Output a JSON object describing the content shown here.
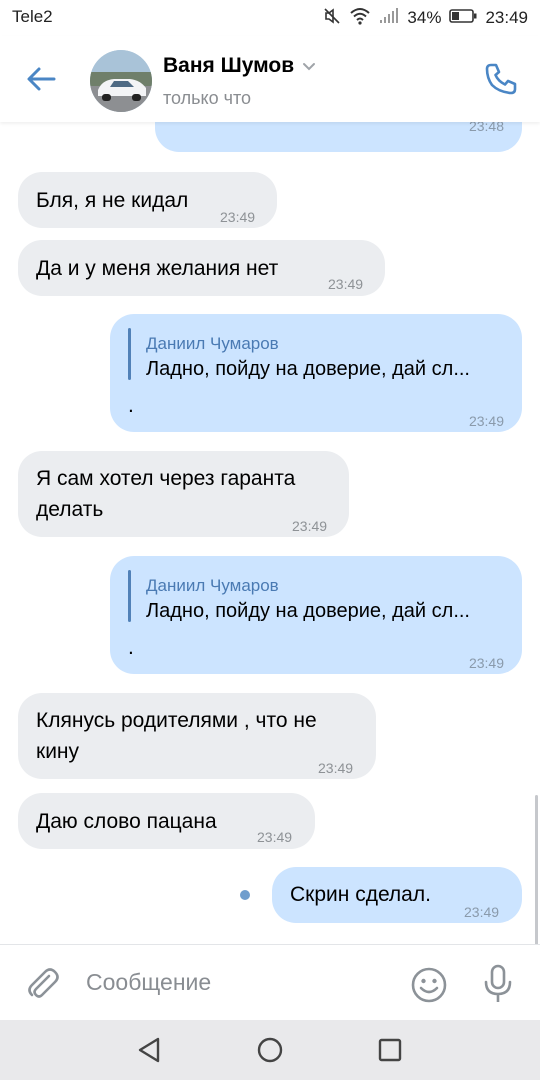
{
  "status_bar": {
    "carrier": "Tele2",
    "battery": "34%",
    "time": "23:49"
  },
  "header": {
    "name": "Ваня Шумов",
    "subtitle": "только что"
  },
  "messages": [
    {
      "direction": "out",
      "text": "",
      "time": "23:48"
    },
    {
      "direction": "in",
      "text": "Бля, я не кидал",
      "time": "23:49"
    },
    {
      "direction": "in",
      "text": "Да и у меня желания нет",
      "time": "23:49"
    },
    {
      "direction": "out",
      "reply_author": "Даниил Чумаров",
      "reply_text": "Ладно, пойду на доверие, дай сл...",
      "text": ".",
      "time": "23:49"
    },
    {
      "direction": "in",
      "text_line1": "Я сам хотел через гаранта",
      "text_line2": "делать",
      "time": "23:49"
    },
    {
      "direction": "out",
      "reply_author": "Даниил Чумаров",
      "reply_text": "Ладно, пойду на доверие, дай сл...",
      "text": ".",
      "time": "23:49"
    },
    {
      "direction": "in",
      "text_line1": "Клянусь родителями , что не",
      "text_line2": "кину",
      "time": "23:49"
    },
    {
      "direction": "in",
      "text": "Даю слово пацана",
      "time": "23:49"
    },
    {
      "direction": "out",
      "text": "Скрин сделал.",
      "time": "23:49",
      "unread": true
    }
  ],
  "composer": {
    "placeholder": "Сообщение"
  },
  "icons": {
    "back": "arrow-left-icon",
    "call": "phone-icon",
    "attach": "paperclip-icon",
    "emoji": "smile-icon",
    "voice": "microphone-icon"
  },
  "colors": {
    "accent": "#4a86c5",
    "outgoing_bubble": "#cce4ff",
    "incoming_bubble": "#ebedf0"
  }
}
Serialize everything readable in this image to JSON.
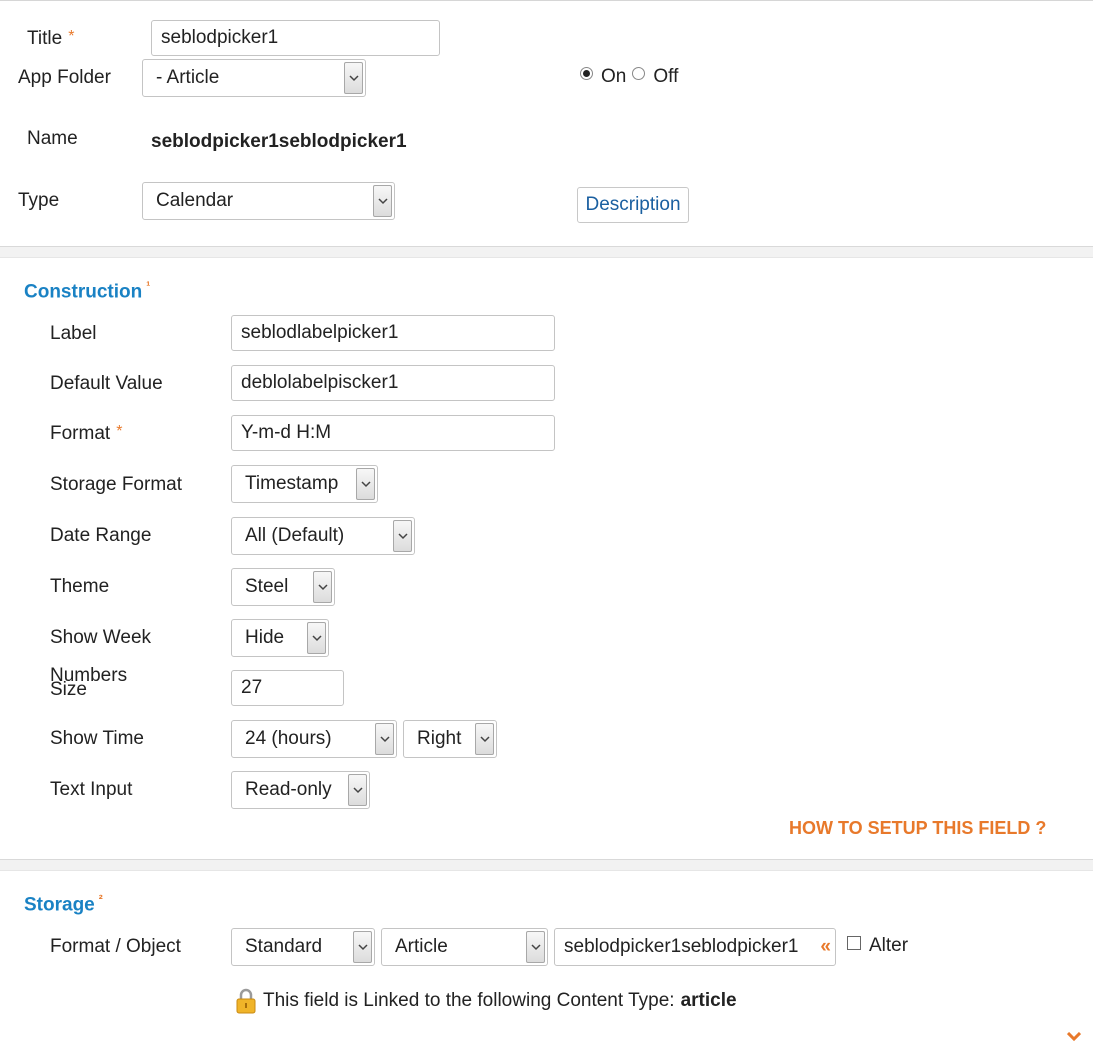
{
  "header": {
    "title_label": "Title",
    "title_required": "*",
    "title_value": "seblodpicker1",
    "app_folder_label": "App Folder",
    "app_folder_value": "- Article",
    "state_on_label": "On",
    "state_off_label": "Off",
    "state_selected": "On",
    "name_label": "Name",
    "name_value": "seblodpicker1seblodpicker1",
    "type_label": "Type",
    "type_value": "Calendar",
    "description_button": "Description"
  },
  "construction": {
    "title": "Construction",
    "marker": "¹",
    "fields": {
      "label_label": "Label",
      "label_value": "seblodlabelpicker1",
      "default_label": "Default Value",
      "default_value": "deblolabelpiscker1",
      "format_label": "Format",
      "format_required": "*",
      "format_value": "Y-m-d H:M",
      "storage_format_label": "Storage Format",
      "storage_format_value": "Timestamp",
      "date_range_label": "Date Range",
      "date_range_value": "All (Default)",
      "theme_label": "Theme",
      "theme_value": "Steel",
      "show_week_label": "Show Week",
      "show_week_label2": "Numbers",
      "show_week_value": "Hide",
      "size_label": "Size",
      "size_value": "27",
      "show_time_label": "Show Time",
      "show_time_value": "24 (hours)",
      "show_time_position": "Right",
      "text_input_label": "Text Input",
      "text_input_value": "Read-only"
    },
    "howto_link": "HOW TO SETUP THIS FIELD ?"
  },
  "storage": {
    "title": "Storage",
    "marker": "²",
    "format_label": "Format / Object",
    "format_value": "Standard",
    "object_value": "Article",
    "field_value": "seblodpicker1seblodpicker1",
    "field_link_glyph": "«",
    "alter_label": "Alter",
    "linked_text": "This field is Linked to the following Content Type:",
    "linked_type": "article"
  },
  "colors": {
    "accent_blue": "#1a82c4",
    "accent_orange": "#e8792b",
    "link_blue": "#1a5fa0"
  },
  "icons": {
    "lock": "lock-icon",
    "expand": "chevron-down-icon"
  }
}
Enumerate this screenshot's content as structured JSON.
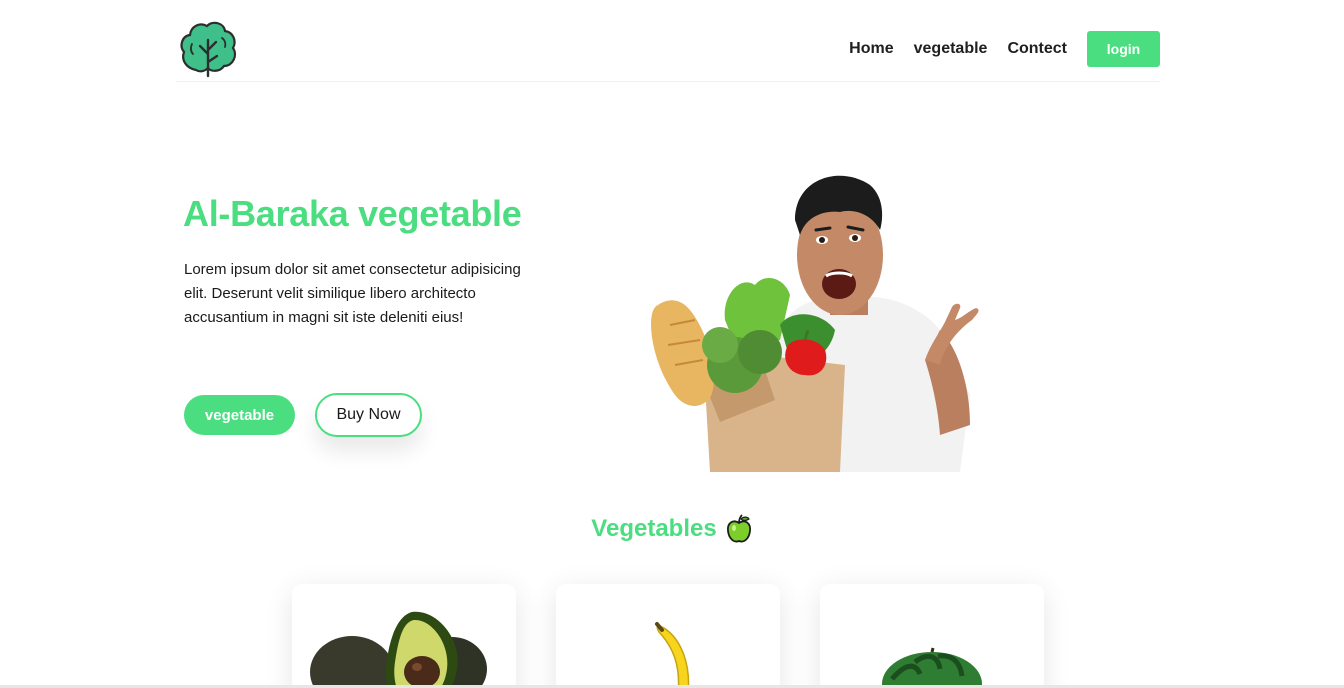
{
  "nav": {
    "logo_icon": "broccoli-logo-icon",
    "links": [
      "Home",
      "vegetable",
      "Contect"
    ],
    "login_label": "login"
  },
  "hero": {
    "title": "Al-Baraka vegetable",
    "description": "Lorem ipsum dolor sit amet consectetur adipisicing elit. Deserunt velit similique libero architecto accusantium in magni sit iste deleniti eius!",
    "primary_button": "vegetable",
    "secondary_button": "Buy Now",
    "image": "man-with-grocery-bag-image"
  },
  "section": {
    "title": "Vegetables",
    "icon": "green-apple-icon"
  },
  "cards": [
    {
      "image": "avocado-image"
    },
    {
      "image": "banana-image"
    },
    {
      "image": "watermelon-image"
    }
  ],
  "colors": {
    "accent": "#4ade80",
    "text": "#1a1a1a",
    "background": "#ffffff"
  }
}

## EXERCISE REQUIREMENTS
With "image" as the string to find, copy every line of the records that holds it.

## ANSWER SPACE
Serialize everything readable in this image to JSON.
    "image": "man-with-grocery-bag-image"
      "image": "avocado-image"
      "image": "banana-image"
      "image": "watermelon-image"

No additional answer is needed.